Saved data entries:
================================

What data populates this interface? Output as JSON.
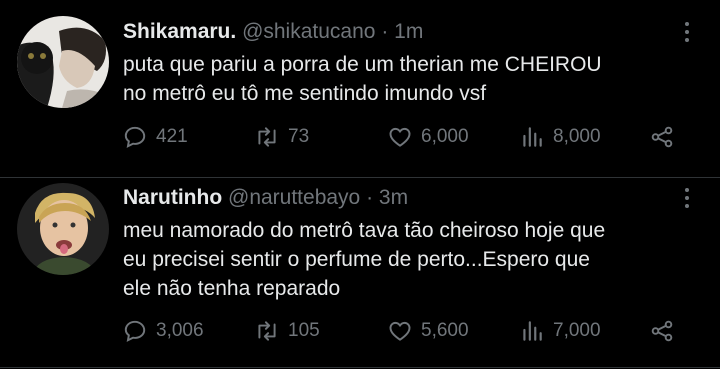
{
  "tweets": [
    {
      "name": "Shikamaru.",
      "handle": "@shikatucano",
      "dot": "·",
      "time": "1m",
      "text_lines": [
        "puta que pariu a porra de um therian me CHEIROU",
        "no metrô eu tô me sentindo imundo vsf"
      ],
      "stats": {
        "replies": "421",
        "retweets": "73",
        "likes": "6,000",
        "views": "8,000"
      }
    },
    {
      "name": "Narutinho",
      "handle": "@naruttebayo",
      "dot": "·",
      "time": "3m",
      "text_lines": [
        "meu namorado do metrô tava tão cheiroso hoje que",
        "eu precisei sentir o perfume de perto...Espero que",
        "ele não tenha reparado"
      ],
      "stats": {
        "replies": "3,006",
        "retweets": "105",
        "likes": "5,600",
        "views": "7,000"
      }
    }
  ],
  "icons": {
    "reply": "reply-icon",
    "retweet": "retweet-icon",
    "like": "heart-icon",
    "views": "views-icon",
    "share": "share-icon",
    "more": "more-icon"
  },
  "colors": {
    "background": "#000000",
    "text": "#e7e9ea",
    "secondary": "#71767b",
    "divider": "#2f3336"
  }
}
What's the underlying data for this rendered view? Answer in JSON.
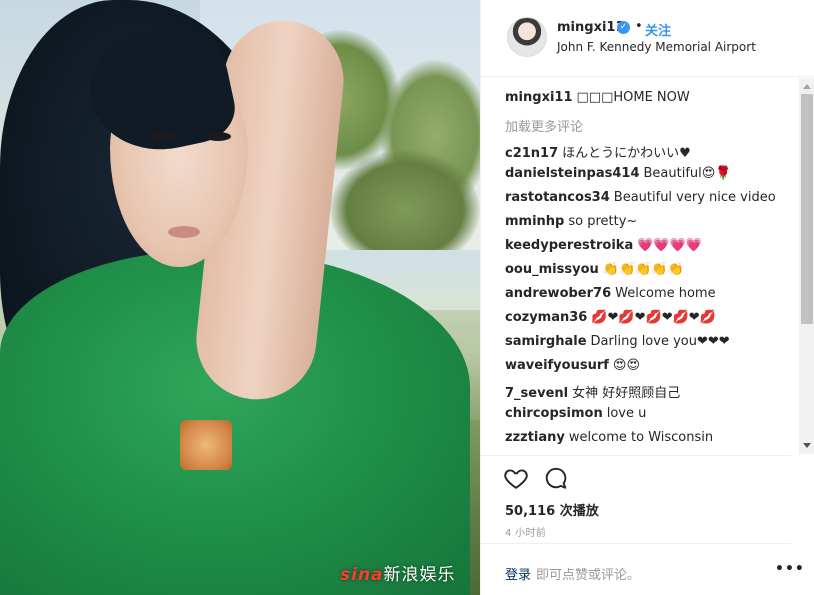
{
  "post": {
    "username": "mingxi11",
    "follow_label": "关注",
    "separator": "•",
    "verified_icon": "verified-badge-icon",
    "location": "John F. Kennedy Memorial Airport"
  },
  "media": {
    "watermark_brand": "sina",
    "watermark_text": "新浪娱乐"
  },
  "caption": {
    "user": "mingxi11",
    "text": "□□□HOME NOW"
  },
  "load_more": "加载更多评论",
  "comments": [
    {
      "user": "c21n17",
      "text": "ほんとうにかわいい♥"
    },
    {
      "user": "danielsteinpas414",
      "text": "Beautiful😍🌹"
    },
    {
      "user": "rastotancos34",
      "text": "Beautiful very nice video"
    },
    {
      "user": "mminhp",
      "text": "so pretty~"
    },
    {
      "user": "keedyperestroika",
      "text": "💗💗💗💗"
    },
    {
      "user": "oou_missyou",
      "text": "👏👏👏👏👏"
    },
    {
      "user": "andrewober76",
      "text": "Welcome home"
    },
    {
      "user": "cozyman36",
      "text": "💋❤💋❤💋❤💋❤💋"
    },
    {
      "user": "samirghale",
      "text": "Darling love you❤❤❤"
    },
    {
      "user": "waveifyousurf",
      "text": "😍😍"
    },
    {
      "user": "7_sevenl",
      "text": "女神 好好照顾自己"
    },
    {
      "user": "chircopsimon",
      "text": "love u"
    },
    {
      "user": "zzztiany",
      "text": "welcome to Wisconsin"
    }
  ],
  "actions": {
    "like_icon": "heart-icon",
    "comment_icon": "comment-icon",
    "views": "50,116 次播放",
    "time": "4 小时前"
  },
  "footer": {
    "login": "登录",
    "text": "即可点赞或评论。",
    "more": "•••"
  }
}
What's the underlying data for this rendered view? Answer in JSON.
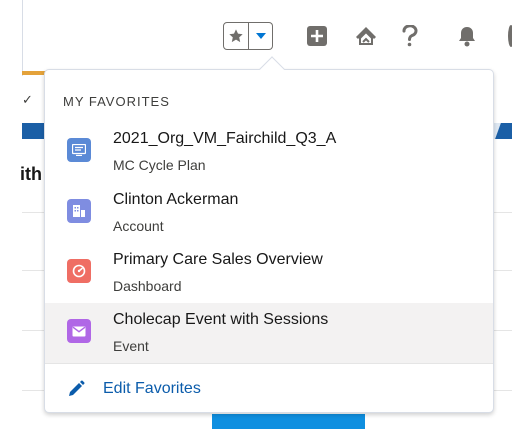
{
  "header": {
    "icons": [
      "star-icon",
      "chevron-down-icon",
      "plus-icon",
      "trailhead-icon",
      "help-icon",
      "bell-icon"
    ],
    "colors": {
      "icon_gray": "#706e6b",
      "drop_blue": "#0176d3"
    }
  },
  "background": {
    "tab_check": "✓",
    "heading_partial": "ith",
    "colors": {
      "orange_tab": "#e4a23a",
      "blue_band": "#1b5fa6",
      "button": "#0f8fe0"
    }
  },
  "favorites": {
    "title": "MY FAVORITES",
    "items": [
      {
        "name": "2021_Org_VM_Fairchild_Q3_A",
        "type": "MC Cycle Plan",
        "icon": "document-icon",
        "color": "#5b8ad6"
      },
      {
        "name": "Clinton Ackerman",
        "type": "Account",
        "icon": "building-icon",
        "color": "#7f8de1"
      },
      {
        "name": "Primary Care Sales Overview",
        "type": "Dashboard",
        "icon": "gauge-icon",
        "color": "#ef6e64"
      },
      {
        "name": "Cholecap Event with Sessions",
        "type": "Event",
        "icon": "envelope-icon",
        "color": "#b067e6"
      }
    ],
    "edit_label": "Edit Favorites",
    "edit_icon": "pencil-icon",
    "colors": {
      "link": "#0b5cab",
      "active_row": "#f3f2f2"
    }
  }
}
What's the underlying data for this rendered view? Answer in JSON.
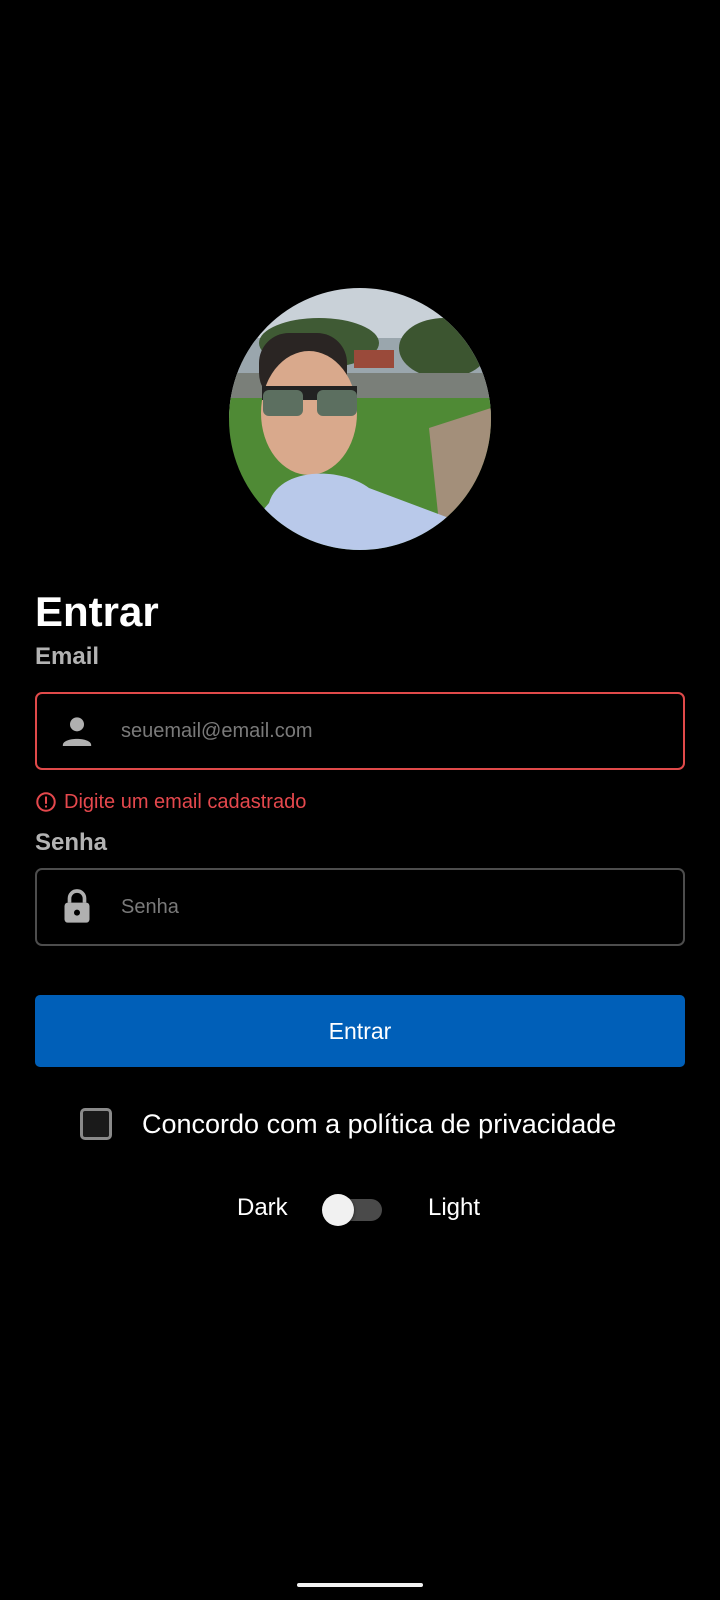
{
  "login": {
    "title": "Entrar",
    "email_label": "Email",
    "email_placeholder": "seuemail@email.com",
    "email_value": "",
    "email_error": "Digite um email cadastrado",
    "password_label": "Senha",
    "password_placeholder": "Senha",
    "password_value": "",
    "submit_label": "Entrar",
    "privacy_label": "Concordo com a política de privacidade",
    "privacy_checked": false
  },
  "theme": {
    "dark_label": "Dark",
    "light_label": "Light",
    "toggle_on": false
  },
  "icons": {
    "email": "person-icon",
    "password": "lock-icon",
    "error": "error-circle-icon"
  },
  "colors": {
    "background": "#000000",
    "primary": "#005fb8",
    "error": "#e5484d"
  }
}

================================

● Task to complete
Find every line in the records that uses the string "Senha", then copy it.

● Result for this task
    "password_label": "Senha",
    "password_placeholder": "Senha",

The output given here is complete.